A labour supply shock has been driven primarily by falling interest from migrants from outside the EU, the CIPD said.
More than 1,000 employers were surveyed by the CIPD and the Adecco Group for their labour market report.
Among employers that currently have vacancies, seven in 10 (70%) reported at least some of their vacancies are proving hard to fill.
Labour supply shock
More than two in five of all employers (44%) said it had become more difficult to fill vacancies over the past 12 months.
“The data implies that the pendulum has swung away from the UK as an attractive place to live and work for non-UK-born citizens – especially non-EU citizens – during a period of strong employment growth and low unemployment,” said Gerwyn Davies, a market analyst for the CIPD, said.
The number of non-UK-born workers in the UK decreased by 58,000 between June 2017 and June 2018, yet during the same period in 2016 to 2017, this number had increased by 263,000.
Pressure on firms
Davies added: “This has heightened recruitment difficulties for some employers.
“It also underlines the risk that more non-UK-born citizens and employers will be discouraged from using the post-Brexit system if more support is not provided and it is not made simpler, fairer and more affordable; especially for lower-skilled roles.
“Against the backdrop of a tight labour market, failure to do this will heighten recruitment difficulties and could lead to negative consequences for existing staff, such as higher workloads, and loss of business or orders for firms.”
The CIPD said some employers felt pressure to increase pay rates, with around half of companies (48%) that have struggled to recruit increasing their starting salaries in response.
Trade body concerns
UKHospitality chief executive Kate Nicholls said the figures made for “alarming reading” and reiterated the trade body’s disapproval of the Government’s post-Brexit immigration plans.
She said: “With unemployment relatively low, businesses need to recruit from outside the UK to augment their home-grown teams and continue to grow.
“We have already voiced our concerns about the ability of employers to recruit post-Brexit, but the worrying reality is that numbers of non-UK workers are dwindling, and we haven’t even left the EU yet.
“If the talent pool continues to shrink, then businesses will be unable to invest and grow their businesses.”
Prime Minister Theresa May pledged low-skilled migration would decrease when free movement is ushered out by Brexit next year.
The Government said high-skilled workers would be prioritised regardless of whether their country belongs to the EU.
“Restricting potential applicants into the hospitality sector further, when the number of non-UK born workers is already shrinking, will be a disaster for the sector,” said Nicholls.

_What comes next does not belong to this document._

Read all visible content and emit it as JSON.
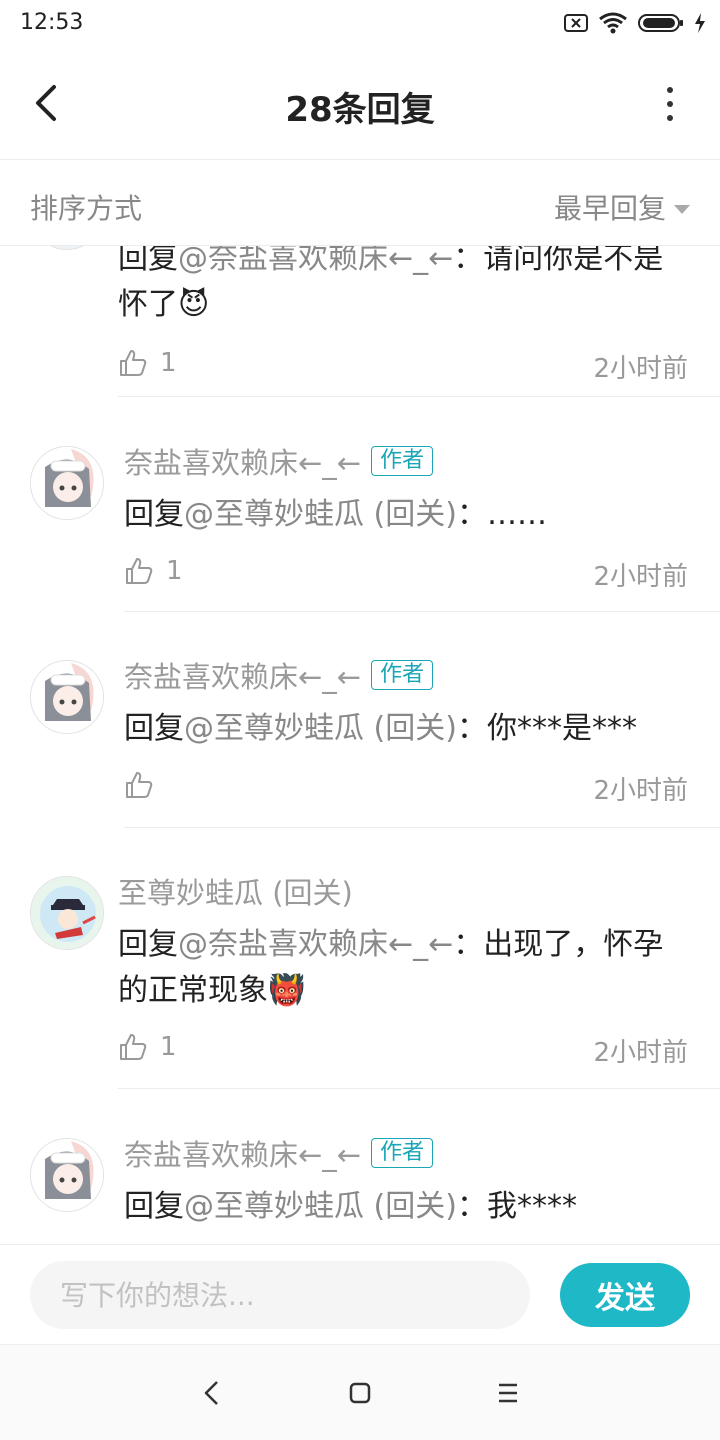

The news comes as the hospitality sector looks to improve its image as a viable career option among young people, who make up about 50% of the hospitality workforce.